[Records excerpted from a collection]
════════════════
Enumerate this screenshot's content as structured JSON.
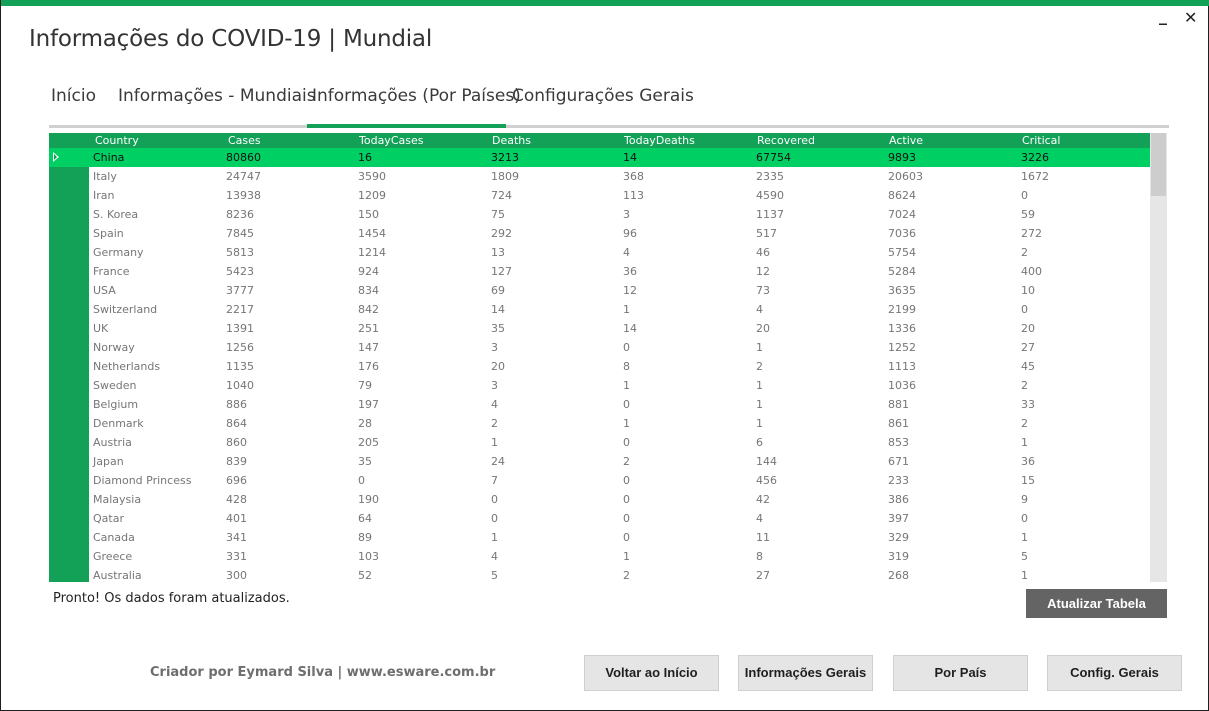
{
  "window": {
    "title": "Informações do COVID-19 | Mundial",
    "minimize_label": "_",
    "close_label": "✕"
  },
  "tabs": [
    {
      "label": "Início"
    },
    {
      "label": "Informações - Mundiais"
    },
    {
      "label": "Informações (Por Países)"
    },
    {
      "label": "Configurações Gerais"
    }
  ],
  "active_tab": "Informações (Por Países)",
  "table": {
    "columns": [
      "Country",
      "Cases",
      "TodayCases",
      "Deaths",
      "TodayDeaths",
      "Recovered",
      "Active",
      "Critical"
    ],
    "selected_row": 0,
    "rows": [
      [
        "China",
        "80860",
        "16",
        "3213",
        "14",
        "67754",
        "9893",
        "3226"
      ],
      [
        "Italy",
        "24747",
        "3590",
        "1809",
        "368",
        "2335",
        "20603",
        "1672"
      ],
      [
        "Iran",
        "13938",
        "1209",
        "724",
        "113",
        "4590",
        "8624",
        "0"
      ],
      [
        "S. Korea",
        "8236",
        "150",
        "75",
        "3",
        "1137",
        "7024",
        "59"
      ],
      [
        "Spain",
        "7845",
        "1454",
        "292",
        "96",
        "517",
        "7036",
        "272"
      ],
      [
        "Germany",
        "5813",
        "1214",
        "13",
        "4",
        "46",
        "5754",
        "2"
      ],
      [
        "France",
        "5423",
        "924",
        "127",
        "36",
        "12",
        "5284",
        "400"
      ],
      [
        "USA",
        "3777",
        "834",
        "69",
        "12",
        "73",
        "3635",
        "10"
      ],
      [
        "Switzerland",
        "2217",
        "842",
        "14",
        "1",
        "4",
        "2199",
        "0"
      ],
      [
        "UK",
        "1391",
        "251",
        "35",
        "14",
        "20",
        "1336",
        "20"
      ],
      [
        "Norway",
        "1256",
        "147",
        "3",
        "0",
        "1",
        "1252",
        "27"
      ],
      [
        "Netherlands",
        "1135",
        "176",
        "20",
        "8",
        "2",
        "1113",
        "45"
      ],
      [
        "Sweden",
        "1040",
        "79",
        "3",
        "1",
        "1",
        "1036",
        "2"
      ],
      [
        "Belgium",
        "886",
        "197",
        "4",
        "0",
        "1",
        "881",
        "33"
      ],
      [
        "Denmark",
        "864",
        "28",
        "2",
        "1",
        "1",
        "861",
        "2"
      ],
      [
        "Austria",
        "860",
        "205",
        "1",
        "0",
        "6",
        "853",
        "1"
      ],
      [
        "Japan",
        "839",
        "35",
        "24",
        "2",
        "144",
        "671",
        "36"
      ],
      [
        "Diamond Princess",
        "696",
        "0",
        "7",
        "0",
        "456",
        "233",
        "15"
      ],
      [
        "Malaysia",
        "428",
        "190",
        "0",
        "0",
        "42",
        "386",
        "9"
      ],
      [
        "Qatar",
        "401",
        "64",
        "0",
        "0",
        "4",
        "397",
        "0"
      ],
      [
        "Canada",
        "341",
        "89",
        "1",
        "0",
        "11",
        "329",
        "1"
      ],
      [
        "Greece",
        "331",
        "103",
        "4",
        "1",
        "8",
        "319",
        "5"
      ],
      [
        "Australia",
        "300",
        "52",
        "5",
        "2",
        "27",
        "268",
        "1"
      ]
    ]
  },
  "status": {
    "message": "Pronto! Os dados foram atualizados."
  },
  "buttons": {
    "refresh": "Atualizar Tabela",
    "home": "Voltar ao Início",
    "general_info": "Informações Gerais",
    "by_country": "Por País",
    "settings": "Config. Gerais"
  },
  "footer": {
    "credit": "Criador por Eymard Silva | www.esware.com.br"
  },
  "colors": {
    "accent": "#13a157",
    "selected_row": "#00d063",
    "button_dark": "#646464"
  }
}
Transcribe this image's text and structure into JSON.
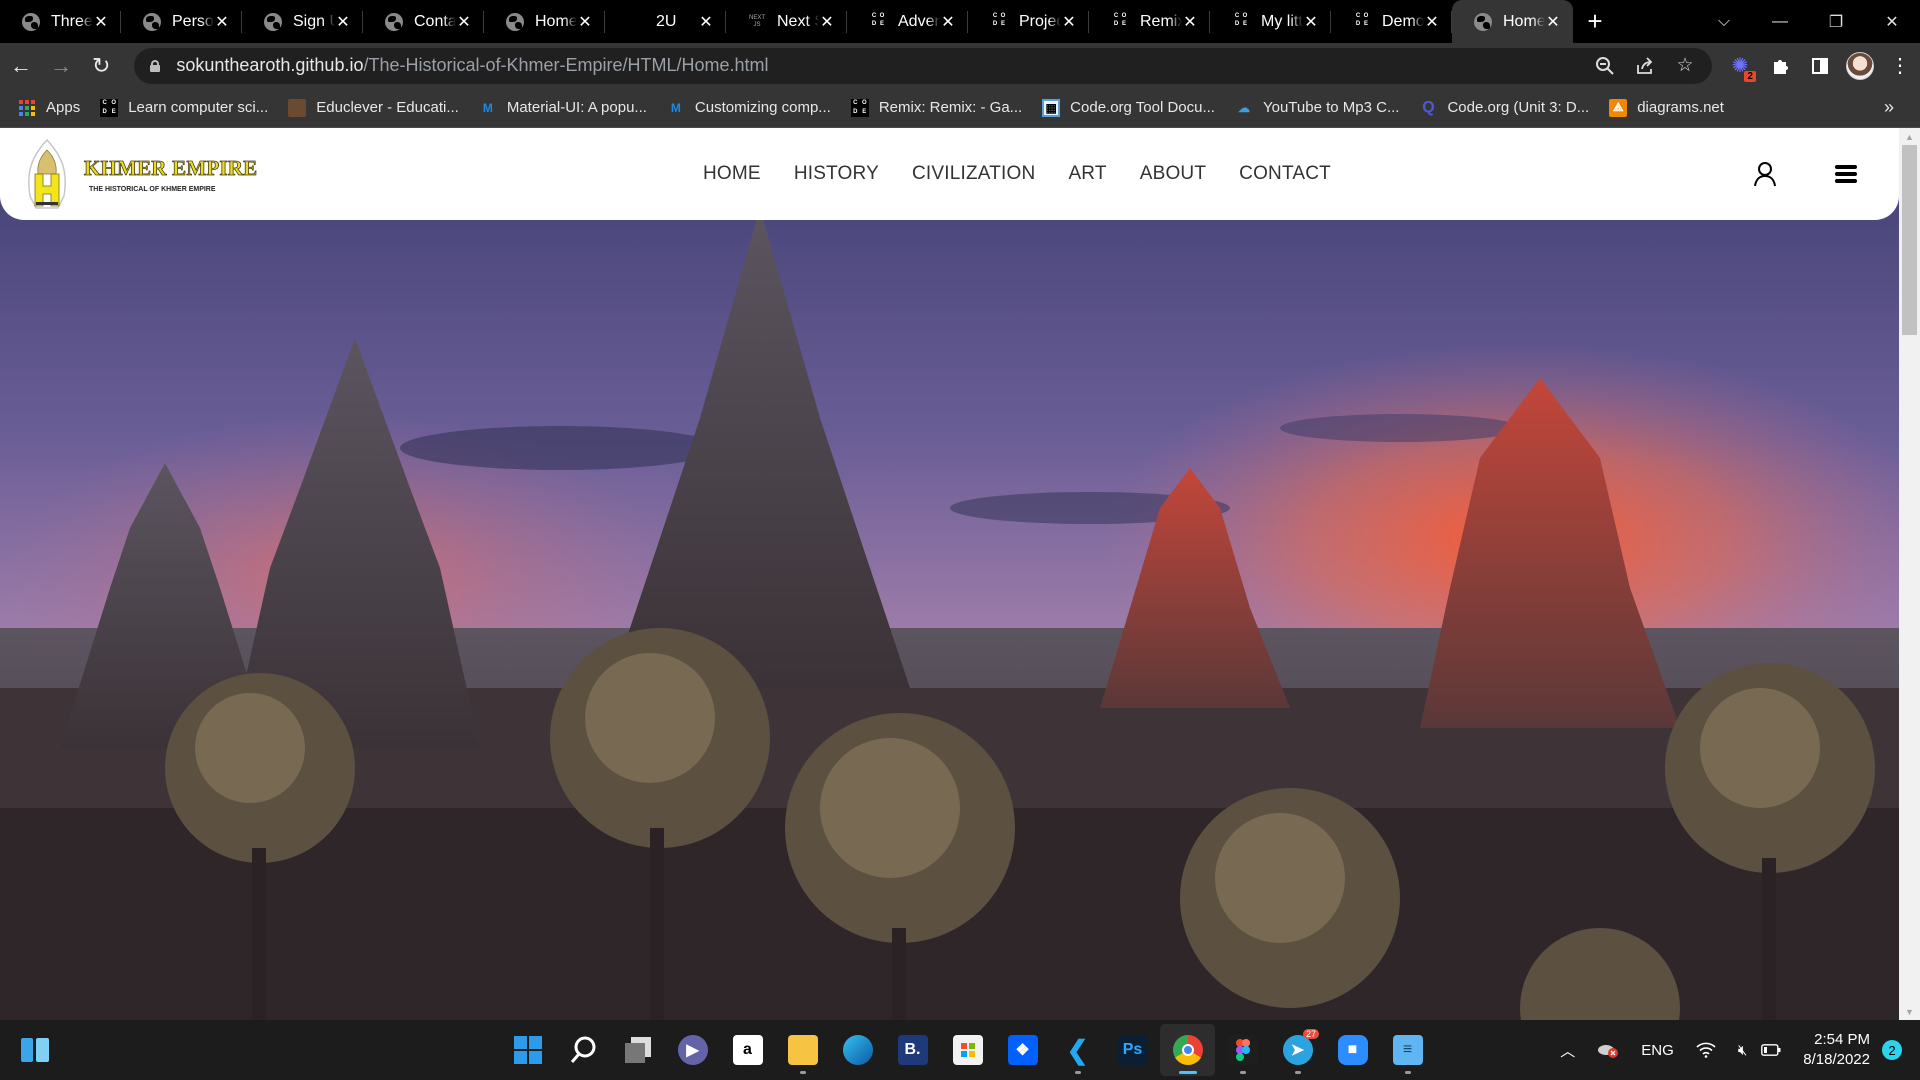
{
  "browser": {
    "tabs": [
      {
        "title": "Three",
        "icon": "globe-icon",
        "active": false
      },
      {
        "title": "Person",
        "icon": "globe-icon",
        "active": false
      },
      {
        "title": "Sign U",
        "icon": "globe-icon",
        "active": false
      },
      {
        "title": "Conta",
        "icon": "globe-icon",
        "active": false
      },
      {
        "title": "Home",
        "icon": "globe-icon",
        "active": false
      },
      {
        "title": "2U",
        "icon": "blank-icon",
        "active": false
      },
      {
        "title": "Next S",
        "icon": "next-icon",
        "active": false
      },
      {
        "title": "Adven",
        "icon": "code-org-icon",
        "active": false
      },
      {
        "title": "Projec",
        "icon": "code-org-icon",
        "active": false
      },
      {
        "title": "Remix",
        "icon": "code-org-icon",
        "active": false
      },
      {
        "title": "My littl",
        "icon": "code-org-icon",
        "active": false
      },
      {
        "title": "Demo",
        "icon": "code-org-icon",
        "active": false
      },
      {
        "title": "Home",
        "icon": "globe-icon",
        "active": true
      }
    ],
    "close_glyph": "✕",
    "new_tab_glyph": "+",
    "url_host": "sokunthearoth.github.io",
    "url_path": "/The-Historical-of-Khmer-Empire/HTML/Home.html",
    "extension_badge": "2",
    "bookmarks": [
      {
        "label": "Apps",
        "icon": "apps-grid-icon"
      },
      {
        "label": "Learn computer sci...",
        "icon": "code-org-icon"
      },
      {
        "label": "Educlever - Educati...",
        "icon": "educlever-icon"
      },
      {
        "label": "Material-UI: A popu...",
        "icon": "mui-icon"
      },
      {
        "label": "Customizing comp...",
        "icon": "mui-icon"
      },
      {
        "label": "Remix: Remix: - Ga...",
        "icon": "code-org-icon"
      },
      {
        "label": "Code.org Tool Docu...",
        "icon": "code-org-tool-icon"
      },
      {
        "label": "YouTube to Mp3 C...",
        "icon": "download-cloud-icon"
      },
      {
        "label": "Code.org (Unit 3: D...",
        "icon": "q-icon"
      },
      {
        "label": "diagrams.net",
        "icon": "diagrams-icon"
      }
    ],
    "bookmarks_overflow": "»"
  },
  "site": {
    "logo_title": "KHMER EMPIRE",
    "logo_subtitle": "THE HISTORICAL OF KHMER EMPIRE",
    "nav": [
      "HOME",
      "HISTORY",
      "CIVILIZATION",
      "ART",
      "ABOUT",
      "CONTACT"
    ],
    "colors": {
      "logo_yellow": "#e9dc21",
      "nav_text": "#333333",
      "header_bg": "#ffffff"
    }
  },
  "taskbar": {
    "apps": [
      {
        "name": "search",
        "label": ""
      },
      {
        "name": "task-view",
        "label": ""
      },
      {
        "name": "teams",
        "label": ""
      },
      {
        "name": "amazon",
        "label": "a"
      },
      {
        "name": "file-explorer",
        "label": ""
      },
      {
        "name": "edge",
        "label": ""
      },
      {
        "name": "booking",
        "label": "B."
      },
      {
        "name": "ms-store",
        "label": ""
      },
      {
        "name": "dropbox",
        "label": ""
      },
      {
        "name": "vscode",
        "label": ""
      },
      {
        "name": "photoshop",
        "label": "Ps"
      },
      {
        "name": "chrome",
        "label": ""
      },
      {
        "name": "figma",
        "label": ""
      },
      {
        "name": "telegram",
        "label": ""
      },
      {
        "name": "zoom",
        "label": ""
      },
      {
        "name": "notepad",
        "label": ""
      }
    ],
    "telegram_badge": "27",
    "language": "ENG",
    "time": "2:54 PM",
    "date": "8/18/2022",
    "notification_count": "2"
  }
}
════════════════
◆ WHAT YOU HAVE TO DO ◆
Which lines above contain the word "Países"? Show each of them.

◆ ANSWER ◆
      "label": "Informações (Por Países)"
  "active_tab": "Informações (Por Países)",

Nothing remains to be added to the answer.